Start of Dataset entries
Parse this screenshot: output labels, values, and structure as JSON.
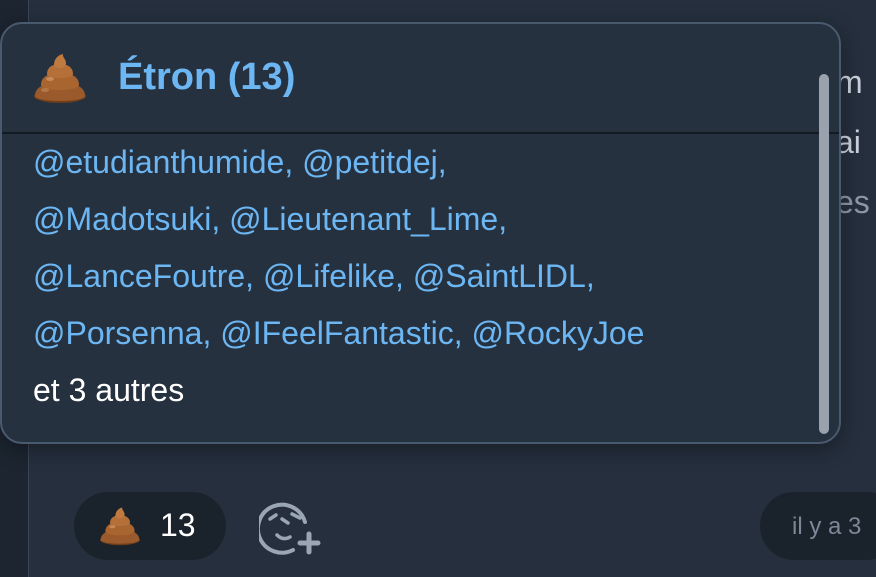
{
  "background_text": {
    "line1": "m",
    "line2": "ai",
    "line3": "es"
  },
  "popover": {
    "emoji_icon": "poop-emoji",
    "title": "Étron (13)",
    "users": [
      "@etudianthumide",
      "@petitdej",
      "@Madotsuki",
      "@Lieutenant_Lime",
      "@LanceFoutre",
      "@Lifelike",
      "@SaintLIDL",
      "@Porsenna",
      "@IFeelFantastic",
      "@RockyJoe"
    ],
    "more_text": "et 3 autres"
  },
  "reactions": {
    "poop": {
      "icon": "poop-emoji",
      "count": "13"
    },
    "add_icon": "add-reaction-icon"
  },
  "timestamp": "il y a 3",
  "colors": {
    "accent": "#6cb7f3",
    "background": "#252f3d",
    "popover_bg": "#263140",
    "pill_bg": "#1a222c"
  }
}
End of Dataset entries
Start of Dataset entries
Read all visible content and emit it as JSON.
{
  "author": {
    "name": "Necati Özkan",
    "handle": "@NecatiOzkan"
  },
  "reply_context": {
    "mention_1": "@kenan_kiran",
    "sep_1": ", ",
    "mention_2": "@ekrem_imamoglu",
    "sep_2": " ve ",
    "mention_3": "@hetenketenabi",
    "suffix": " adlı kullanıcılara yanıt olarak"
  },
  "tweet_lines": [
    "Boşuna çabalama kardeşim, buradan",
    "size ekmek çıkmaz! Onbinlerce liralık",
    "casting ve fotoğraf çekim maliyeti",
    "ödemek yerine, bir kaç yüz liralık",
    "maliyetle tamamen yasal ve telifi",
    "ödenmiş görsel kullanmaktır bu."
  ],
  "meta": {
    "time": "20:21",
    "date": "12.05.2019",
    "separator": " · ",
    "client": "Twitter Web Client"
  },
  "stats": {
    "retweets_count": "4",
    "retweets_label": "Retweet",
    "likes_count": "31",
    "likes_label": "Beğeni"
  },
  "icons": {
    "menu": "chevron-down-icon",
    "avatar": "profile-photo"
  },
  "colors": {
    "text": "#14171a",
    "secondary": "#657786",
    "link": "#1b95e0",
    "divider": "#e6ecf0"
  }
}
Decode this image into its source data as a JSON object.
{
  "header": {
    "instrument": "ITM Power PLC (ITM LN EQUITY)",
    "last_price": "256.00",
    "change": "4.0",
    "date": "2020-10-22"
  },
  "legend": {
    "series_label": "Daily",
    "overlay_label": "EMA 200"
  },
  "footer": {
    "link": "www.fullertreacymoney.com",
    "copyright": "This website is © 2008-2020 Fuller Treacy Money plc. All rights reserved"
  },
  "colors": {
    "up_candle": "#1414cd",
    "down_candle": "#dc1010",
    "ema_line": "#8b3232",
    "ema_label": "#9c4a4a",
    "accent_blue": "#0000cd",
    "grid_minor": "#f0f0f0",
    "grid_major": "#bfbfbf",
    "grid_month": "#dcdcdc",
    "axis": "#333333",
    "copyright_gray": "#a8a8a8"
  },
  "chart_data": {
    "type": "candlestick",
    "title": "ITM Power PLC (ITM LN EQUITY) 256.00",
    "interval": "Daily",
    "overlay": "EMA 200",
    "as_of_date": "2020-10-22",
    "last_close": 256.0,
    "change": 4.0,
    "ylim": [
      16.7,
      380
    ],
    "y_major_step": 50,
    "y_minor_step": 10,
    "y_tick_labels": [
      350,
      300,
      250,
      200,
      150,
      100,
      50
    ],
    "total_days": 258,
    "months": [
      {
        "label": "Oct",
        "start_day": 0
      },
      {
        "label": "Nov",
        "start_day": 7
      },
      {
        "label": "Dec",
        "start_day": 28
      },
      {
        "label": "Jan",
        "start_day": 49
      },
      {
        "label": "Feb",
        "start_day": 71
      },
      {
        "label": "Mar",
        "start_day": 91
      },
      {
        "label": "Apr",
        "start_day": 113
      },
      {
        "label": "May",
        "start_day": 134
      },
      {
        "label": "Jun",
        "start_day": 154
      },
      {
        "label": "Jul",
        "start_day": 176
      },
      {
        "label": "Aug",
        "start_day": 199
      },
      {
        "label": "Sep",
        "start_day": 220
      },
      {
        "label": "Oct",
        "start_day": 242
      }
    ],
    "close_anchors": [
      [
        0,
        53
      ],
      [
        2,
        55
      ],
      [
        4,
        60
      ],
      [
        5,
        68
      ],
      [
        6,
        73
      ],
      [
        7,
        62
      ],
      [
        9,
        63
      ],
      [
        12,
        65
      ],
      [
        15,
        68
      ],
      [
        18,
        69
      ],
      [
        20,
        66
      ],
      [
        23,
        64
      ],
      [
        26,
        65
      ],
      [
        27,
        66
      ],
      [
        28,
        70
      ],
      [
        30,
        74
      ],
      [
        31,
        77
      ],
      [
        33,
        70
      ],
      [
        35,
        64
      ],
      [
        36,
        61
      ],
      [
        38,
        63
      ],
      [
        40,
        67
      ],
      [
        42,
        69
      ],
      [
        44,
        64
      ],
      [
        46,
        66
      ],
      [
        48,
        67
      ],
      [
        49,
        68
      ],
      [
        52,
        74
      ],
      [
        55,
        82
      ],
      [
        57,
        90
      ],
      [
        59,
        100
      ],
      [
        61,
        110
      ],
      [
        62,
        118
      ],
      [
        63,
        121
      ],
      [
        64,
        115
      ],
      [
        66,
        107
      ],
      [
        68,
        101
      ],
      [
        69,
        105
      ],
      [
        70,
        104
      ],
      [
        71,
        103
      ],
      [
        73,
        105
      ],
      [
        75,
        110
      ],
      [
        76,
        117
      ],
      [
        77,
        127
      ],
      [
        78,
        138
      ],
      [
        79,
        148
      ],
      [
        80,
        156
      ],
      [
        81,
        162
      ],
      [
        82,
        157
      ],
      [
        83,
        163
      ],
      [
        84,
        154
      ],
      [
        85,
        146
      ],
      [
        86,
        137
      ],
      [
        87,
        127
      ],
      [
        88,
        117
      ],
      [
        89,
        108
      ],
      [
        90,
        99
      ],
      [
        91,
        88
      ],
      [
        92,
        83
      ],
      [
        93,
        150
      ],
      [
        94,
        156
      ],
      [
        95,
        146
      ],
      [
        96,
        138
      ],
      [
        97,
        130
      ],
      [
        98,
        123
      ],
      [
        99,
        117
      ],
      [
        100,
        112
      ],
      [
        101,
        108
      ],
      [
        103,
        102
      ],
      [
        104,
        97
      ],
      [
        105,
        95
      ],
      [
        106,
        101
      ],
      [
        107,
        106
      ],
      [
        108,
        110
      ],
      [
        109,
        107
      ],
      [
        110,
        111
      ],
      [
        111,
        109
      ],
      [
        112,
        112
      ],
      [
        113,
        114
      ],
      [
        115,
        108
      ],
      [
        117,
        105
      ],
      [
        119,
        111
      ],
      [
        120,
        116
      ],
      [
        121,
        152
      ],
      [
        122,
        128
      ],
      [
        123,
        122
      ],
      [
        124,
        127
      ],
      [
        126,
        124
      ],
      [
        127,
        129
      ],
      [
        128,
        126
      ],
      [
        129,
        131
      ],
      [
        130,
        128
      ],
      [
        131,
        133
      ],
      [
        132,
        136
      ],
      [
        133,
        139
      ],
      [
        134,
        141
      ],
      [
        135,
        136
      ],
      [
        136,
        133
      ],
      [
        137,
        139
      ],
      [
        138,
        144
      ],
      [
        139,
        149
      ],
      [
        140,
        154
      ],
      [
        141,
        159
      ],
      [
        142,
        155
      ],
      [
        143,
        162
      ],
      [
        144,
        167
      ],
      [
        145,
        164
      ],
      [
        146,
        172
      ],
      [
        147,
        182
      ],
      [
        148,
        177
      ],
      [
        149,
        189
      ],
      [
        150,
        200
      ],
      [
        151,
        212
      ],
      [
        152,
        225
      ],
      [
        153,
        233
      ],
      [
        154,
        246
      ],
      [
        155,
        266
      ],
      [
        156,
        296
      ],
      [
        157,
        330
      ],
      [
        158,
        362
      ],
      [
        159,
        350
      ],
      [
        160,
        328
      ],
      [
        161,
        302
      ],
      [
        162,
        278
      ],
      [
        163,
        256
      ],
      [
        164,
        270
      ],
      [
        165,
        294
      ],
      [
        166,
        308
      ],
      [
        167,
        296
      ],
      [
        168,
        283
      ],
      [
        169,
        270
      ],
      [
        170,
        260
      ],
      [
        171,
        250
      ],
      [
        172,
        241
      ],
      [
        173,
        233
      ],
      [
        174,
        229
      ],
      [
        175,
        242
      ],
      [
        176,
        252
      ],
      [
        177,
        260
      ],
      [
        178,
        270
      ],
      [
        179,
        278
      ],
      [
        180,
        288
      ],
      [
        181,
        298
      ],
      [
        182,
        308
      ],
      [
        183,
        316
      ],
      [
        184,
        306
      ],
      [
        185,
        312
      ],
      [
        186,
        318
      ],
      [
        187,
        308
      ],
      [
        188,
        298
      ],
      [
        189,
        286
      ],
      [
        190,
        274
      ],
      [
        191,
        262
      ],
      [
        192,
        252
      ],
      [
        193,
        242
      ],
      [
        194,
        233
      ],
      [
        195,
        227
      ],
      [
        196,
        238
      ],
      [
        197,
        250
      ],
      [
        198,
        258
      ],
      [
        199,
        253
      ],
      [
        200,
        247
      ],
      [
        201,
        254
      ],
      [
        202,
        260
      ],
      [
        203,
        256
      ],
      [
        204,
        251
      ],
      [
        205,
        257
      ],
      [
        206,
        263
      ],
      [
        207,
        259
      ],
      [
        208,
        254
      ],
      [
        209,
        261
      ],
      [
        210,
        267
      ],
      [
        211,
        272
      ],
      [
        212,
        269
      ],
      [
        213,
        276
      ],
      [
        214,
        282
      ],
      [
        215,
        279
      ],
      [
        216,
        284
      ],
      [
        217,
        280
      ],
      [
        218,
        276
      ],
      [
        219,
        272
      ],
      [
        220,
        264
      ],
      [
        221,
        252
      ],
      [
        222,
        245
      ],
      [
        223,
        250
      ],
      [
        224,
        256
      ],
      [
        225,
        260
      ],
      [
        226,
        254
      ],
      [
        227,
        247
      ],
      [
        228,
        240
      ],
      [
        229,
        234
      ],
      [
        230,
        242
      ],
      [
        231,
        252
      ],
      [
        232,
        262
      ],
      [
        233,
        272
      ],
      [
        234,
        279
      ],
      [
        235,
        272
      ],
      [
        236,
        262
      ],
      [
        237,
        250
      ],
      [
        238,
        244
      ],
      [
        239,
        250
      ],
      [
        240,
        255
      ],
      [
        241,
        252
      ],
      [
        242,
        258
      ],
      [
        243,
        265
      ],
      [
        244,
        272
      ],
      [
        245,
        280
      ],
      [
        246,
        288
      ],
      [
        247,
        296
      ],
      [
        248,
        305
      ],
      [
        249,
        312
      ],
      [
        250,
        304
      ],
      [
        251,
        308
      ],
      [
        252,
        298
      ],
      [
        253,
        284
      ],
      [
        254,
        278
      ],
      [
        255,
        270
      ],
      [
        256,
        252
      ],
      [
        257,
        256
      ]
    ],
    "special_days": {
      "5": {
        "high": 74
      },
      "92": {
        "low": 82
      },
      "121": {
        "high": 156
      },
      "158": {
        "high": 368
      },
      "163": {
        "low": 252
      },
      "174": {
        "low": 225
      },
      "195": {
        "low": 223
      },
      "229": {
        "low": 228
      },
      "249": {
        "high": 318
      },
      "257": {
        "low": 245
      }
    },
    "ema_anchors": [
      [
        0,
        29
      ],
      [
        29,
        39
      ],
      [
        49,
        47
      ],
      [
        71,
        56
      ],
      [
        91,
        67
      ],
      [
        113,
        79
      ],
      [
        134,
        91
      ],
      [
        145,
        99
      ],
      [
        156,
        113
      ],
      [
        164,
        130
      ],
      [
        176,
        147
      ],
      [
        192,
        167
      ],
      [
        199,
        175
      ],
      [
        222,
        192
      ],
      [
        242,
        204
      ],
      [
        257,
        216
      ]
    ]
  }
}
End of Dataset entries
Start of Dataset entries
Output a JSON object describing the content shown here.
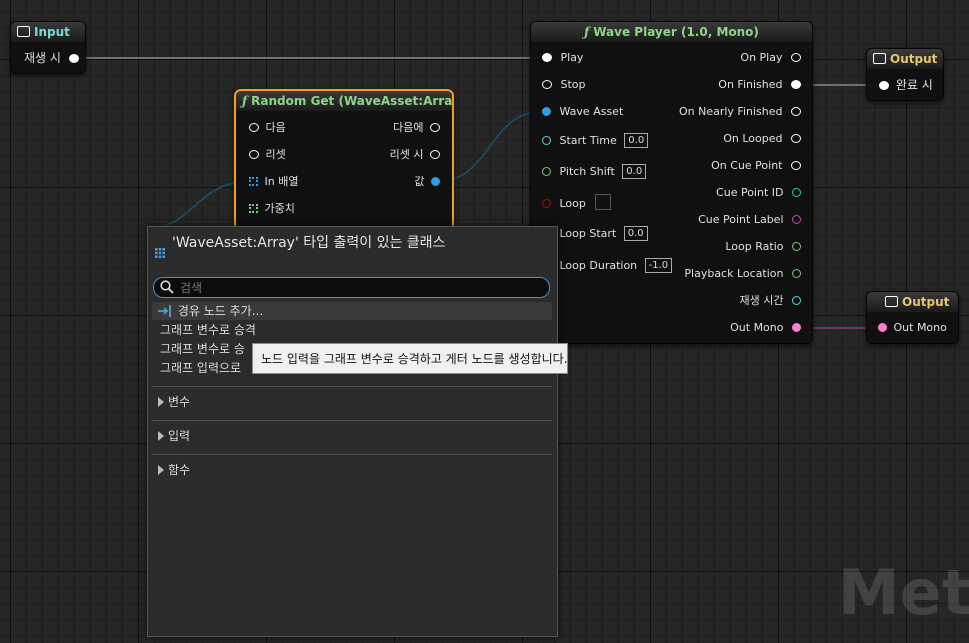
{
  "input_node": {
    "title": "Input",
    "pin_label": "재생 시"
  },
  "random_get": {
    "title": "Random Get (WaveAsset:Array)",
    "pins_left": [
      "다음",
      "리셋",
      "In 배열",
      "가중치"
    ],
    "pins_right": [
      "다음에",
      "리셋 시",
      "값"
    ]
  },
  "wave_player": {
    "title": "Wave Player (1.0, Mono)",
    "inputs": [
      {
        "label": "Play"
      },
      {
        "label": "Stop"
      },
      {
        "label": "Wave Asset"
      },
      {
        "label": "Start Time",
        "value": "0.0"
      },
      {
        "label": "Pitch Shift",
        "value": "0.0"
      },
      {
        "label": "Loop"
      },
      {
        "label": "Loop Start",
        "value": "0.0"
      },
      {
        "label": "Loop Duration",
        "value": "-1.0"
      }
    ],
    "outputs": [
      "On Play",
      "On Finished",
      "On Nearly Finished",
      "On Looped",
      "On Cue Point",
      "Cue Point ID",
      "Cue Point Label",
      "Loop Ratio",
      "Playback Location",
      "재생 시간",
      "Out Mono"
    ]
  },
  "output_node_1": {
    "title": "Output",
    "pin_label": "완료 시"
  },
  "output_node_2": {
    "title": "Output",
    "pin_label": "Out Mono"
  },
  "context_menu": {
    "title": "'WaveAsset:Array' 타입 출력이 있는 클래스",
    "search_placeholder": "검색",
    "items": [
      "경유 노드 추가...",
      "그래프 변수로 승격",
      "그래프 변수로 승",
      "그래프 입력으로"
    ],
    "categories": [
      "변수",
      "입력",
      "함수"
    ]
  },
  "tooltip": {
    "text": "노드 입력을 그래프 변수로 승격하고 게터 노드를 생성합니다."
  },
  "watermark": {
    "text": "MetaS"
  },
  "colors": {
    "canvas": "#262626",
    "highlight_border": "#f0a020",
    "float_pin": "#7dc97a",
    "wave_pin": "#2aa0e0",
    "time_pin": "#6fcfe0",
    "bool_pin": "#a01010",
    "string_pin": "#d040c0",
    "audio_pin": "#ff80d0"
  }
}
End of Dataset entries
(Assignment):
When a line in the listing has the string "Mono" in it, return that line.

(Task result):
    "title": "Wave Player (1.0, Mono)",
      "Out Mono"
    "pin_label": "Out Mono"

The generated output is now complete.